Wednesday, 31 May 2017

That deadly piper

When I rose yesterday morning, there was a birthday reminder from one of my online calendars, and my heart lurched. It was the birthday of a recently deceased friend.

Two weeks ago, word came from a mutual friend that the poetry man had died two weeks before that. The length of time between his departure and its announcement in an email from the university department where he'd worked, the lack of an obituary, and the knowledge that the poetry man had battled depression for years all seem to indicate a suicide.

I felt punched, bruised, numbed. The only clues I had to my feelings on the matter were strange, intermittent leakages of tears as I fired off a brief and, I hope, compassionate email to his estranged wife, to let her know that I'd heard. She's someone I've known since adolescence, and it's entirely in her character to keep a discreet silence, shielding their vulnerable children.

Eventually, I moved to the bookshelves in the study, and pulled out a baggie of poems, sent to me, at my request, some time after we left for Ottawa, when I first learned that the poetry man wrote poems. I remember my relief when I first read them and realized that they were good.

The poetry man was a gracious fellow with a gentle, erudite Alabaman accent. Even before I knew he was a poet, I was always struck by his measured and lyrical way of speaking. He introduced me to the novels of William Faulkner, each one a challenge, each one not like any of the others.

While I may not have been quite as enthusiastic about Faulkner as he was, he and I did an appreciation for the Hooters. I sat up for a while, listening to a couple of my favourites, including this one, which turns out to be about suicide.

Surrender into the night,
Silently take my hand.
Nobody knows what's inside us,
Nobody understands.
They handed us down a dream,
To live in this lonely town.
But nobody hears the music,
Only the echo of a hollow sound.

Where do the children go,
Between the bright night and darkest day?
Where do the children go,
And who's that deadly piper who leads them away?

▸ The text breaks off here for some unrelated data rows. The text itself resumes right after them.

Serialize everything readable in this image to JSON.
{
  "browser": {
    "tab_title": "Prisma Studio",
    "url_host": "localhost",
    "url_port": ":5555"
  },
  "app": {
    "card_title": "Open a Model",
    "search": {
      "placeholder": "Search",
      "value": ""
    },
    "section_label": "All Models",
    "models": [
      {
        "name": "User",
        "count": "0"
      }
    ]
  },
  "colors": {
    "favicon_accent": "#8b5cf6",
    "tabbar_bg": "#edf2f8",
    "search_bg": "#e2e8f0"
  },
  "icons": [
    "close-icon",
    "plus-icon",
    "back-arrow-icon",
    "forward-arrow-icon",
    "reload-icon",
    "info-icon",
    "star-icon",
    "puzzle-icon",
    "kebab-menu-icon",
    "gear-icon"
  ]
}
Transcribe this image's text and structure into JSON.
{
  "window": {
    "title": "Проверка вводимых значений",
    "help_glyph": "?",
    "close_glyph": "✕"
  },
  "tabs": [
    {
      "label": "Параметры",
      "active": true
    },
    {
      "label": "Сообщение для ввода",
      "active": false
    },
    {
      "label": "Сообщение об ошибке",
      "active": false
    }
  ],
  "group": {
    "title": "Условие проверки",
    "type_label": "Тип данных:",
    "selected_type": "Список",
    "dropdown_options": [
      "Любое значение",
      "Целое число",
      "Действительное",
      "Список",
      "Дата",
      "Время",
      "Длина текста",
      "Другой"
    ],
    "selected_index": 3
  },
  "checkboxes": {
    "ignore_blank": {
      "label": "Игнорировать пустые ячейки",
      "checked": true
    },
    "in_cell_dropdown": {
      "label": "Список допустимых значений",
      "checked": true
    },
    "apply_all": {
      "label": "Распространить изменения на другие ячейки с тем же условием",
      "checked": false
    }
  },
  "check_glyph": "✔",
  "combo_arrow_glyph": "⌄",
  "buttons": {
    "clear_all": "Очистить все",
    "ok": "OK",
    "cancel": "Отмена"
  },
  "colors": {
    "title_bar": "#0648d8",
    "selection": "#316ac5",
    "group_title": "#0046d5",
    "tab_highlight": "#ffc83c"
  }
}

Together we make our way,
Passengers on a train.
Whisper a secret forever,
Promises in the rain. No, whoa...
We're leaving it all behind,
While castles are falling down.
We're going where no one can find us.
And if there's a heaven,
We'll find it somehow.